The photo is of a 1/2 ton yacht finished in cedar still under
As with most softwoods of good quality, cedar is easy
to work and is very straight grained.
This must always be well protected but can be a
suitable timber for planking, although I personally would never use it.
One or two boat yards have used pine as an interior timber to great
effect. It makes a very nice change to the more conventional darker woods.
If knot-free timber can be obtained it is quite easy to work.
This is one of the more recent timbers gaining
preference in boatbuilding. It carries many of the properties of teak but
does not contain such a high resin content. It is lighter but stronger and
very much harder and is reputed to be highly resistant to rot and marine
This wood is more commonly known to modellers but can
be used effectively as a laminated timber for deck beams. It has a very
high strength to weight ratio but is prone to rot.
This is a very strong timber which will allow a high
degree of flexibility and was used in early aircraft as structure.
However, upon exposure to water it becomes ‘sleepy’ and loses much of its
strength. It is, however, ideal for sail battens and is a lovely straight
grained timber to work.
While this is the most readily
available timber and is used widely by the building and joining industry I
can think of few more unsuitable woods to put in any boat. Much of it is
totally unseasoned and even

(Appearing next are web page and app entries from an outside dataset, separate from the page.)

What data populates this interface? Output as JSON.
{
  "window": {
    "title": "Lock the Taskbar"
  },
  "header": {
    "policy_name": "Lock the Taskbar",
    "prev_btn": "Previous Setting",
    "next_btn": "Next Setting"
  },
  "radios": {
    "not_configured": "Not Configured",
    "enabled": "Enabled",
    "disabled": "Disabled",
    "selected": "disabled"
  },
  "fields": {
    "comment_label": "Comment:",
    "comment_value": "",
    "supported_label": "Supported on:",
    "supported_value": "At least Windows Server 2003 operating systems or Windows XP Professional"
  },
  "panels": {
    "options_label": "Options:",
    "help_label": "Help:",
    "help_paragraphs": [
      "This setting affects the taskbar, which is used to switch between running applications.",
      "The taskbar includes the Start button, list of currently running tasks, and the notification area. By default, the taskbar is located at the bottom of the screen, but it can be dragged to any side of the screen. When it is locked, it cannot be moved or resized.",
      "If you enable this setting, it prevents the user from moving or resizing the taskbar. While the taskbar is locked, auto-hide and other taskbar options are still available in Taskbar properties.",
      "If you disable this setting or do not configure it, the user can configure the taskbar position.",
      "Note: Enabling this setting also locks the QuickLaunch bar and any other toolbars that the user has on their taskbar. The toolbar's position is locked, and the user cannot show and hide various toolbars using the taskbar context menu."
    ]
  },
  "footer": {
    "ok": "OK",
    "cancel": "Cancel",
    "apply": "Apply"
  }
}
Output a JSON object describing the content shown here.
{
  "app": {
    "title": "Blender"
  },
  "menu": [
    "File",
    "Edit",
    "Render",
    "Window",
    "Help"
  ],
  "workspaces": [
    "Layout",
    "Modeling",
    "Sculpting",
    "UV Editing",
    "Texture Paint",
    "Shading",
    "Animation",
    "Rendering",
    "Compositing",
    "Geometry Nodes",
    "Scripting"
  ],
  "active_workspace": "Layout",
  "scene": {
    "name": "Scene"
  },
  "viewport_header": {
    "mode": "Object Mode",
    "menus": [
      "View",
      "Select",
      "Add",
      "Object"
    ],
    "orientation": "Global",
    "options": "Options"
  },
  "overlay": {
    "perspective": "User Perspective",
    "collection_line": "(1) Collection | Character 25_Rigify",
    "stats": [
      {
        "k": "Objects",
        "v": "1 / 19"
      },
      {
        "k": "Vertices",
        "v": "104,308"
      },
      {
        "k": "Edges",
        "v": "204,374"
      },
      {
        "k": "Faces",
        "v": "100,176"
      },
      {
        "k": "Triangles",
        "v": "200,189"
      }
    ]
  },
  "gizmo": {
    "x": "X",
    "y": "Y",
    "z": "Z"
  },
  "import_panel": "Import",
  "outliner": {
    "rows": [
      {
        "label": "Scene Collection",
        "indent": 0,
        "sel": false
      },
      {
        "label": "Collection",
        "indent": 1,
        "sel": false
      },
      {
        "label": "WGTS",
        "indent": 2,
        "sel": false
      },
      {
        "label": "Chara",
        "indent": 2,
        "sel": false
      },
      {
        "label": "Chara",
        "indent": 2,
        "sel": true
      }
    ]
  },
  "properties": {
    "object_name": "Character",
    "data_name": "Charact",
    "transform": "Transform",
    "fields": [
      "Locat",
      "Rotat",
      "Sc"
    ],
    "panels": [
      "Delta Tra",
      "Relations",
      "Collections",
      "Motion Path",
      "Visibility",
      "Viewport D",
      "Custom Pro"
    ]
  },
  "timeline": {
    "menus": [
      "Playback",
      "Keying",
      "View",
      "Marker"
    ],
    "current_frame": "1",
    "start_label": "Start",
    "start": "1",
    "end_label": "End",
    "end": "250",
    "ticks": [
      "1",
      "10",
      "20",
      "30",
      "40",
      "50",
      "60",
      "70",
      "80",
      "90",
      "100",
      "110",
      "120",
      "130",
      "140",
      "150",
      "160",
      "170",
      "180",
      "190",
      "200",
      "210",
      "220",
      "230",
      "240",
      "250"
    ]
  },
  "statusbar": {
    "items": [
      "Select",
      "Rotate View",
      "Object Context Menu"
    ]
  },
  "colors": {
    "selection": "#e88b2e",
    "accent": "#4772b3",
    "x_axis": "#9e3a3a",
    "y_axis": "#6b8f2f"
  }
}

better examples are poor in strength and durability. Perhaps one could use
it for hidden battens but I would have to be very short of money to
If totally encapsulated in GRP
it can be used for floor bearers
Believe it or not this is in fact
a hardwood and some parts of the tree have a high strength to weight ratio
and are quite resistant to rot. The most common use for this timber is as
end grain sheets to produce a glass fibre sandwich. When used in this way
it produces a very rigid structure that is low in weight.
Many other types of
timber can be used mostly for decorative purposes below decks.
At one time, Swan yachts made extensive use of Koto wood,
giving a very attractive light finish. Should you decide to
try a less conventional timber, by all means do, after you
have taken advice from an experienced shipwright.
Plywood is now used
again care must be taken that it is marked as marine
ply. It is possible to use exterior grades but I would doubt
that this is wise in the long run. Teak faced ply is now a
crazy price. Many manufacturers use such a thin veneer that I
am very reluctant to use it. Unlike solid teak, it is
inadvisable to use teak face ply outside without varnishing,
as much of the protective resin is removed during manufacture.
Marine ply is
found in craft large and small and can be the basis of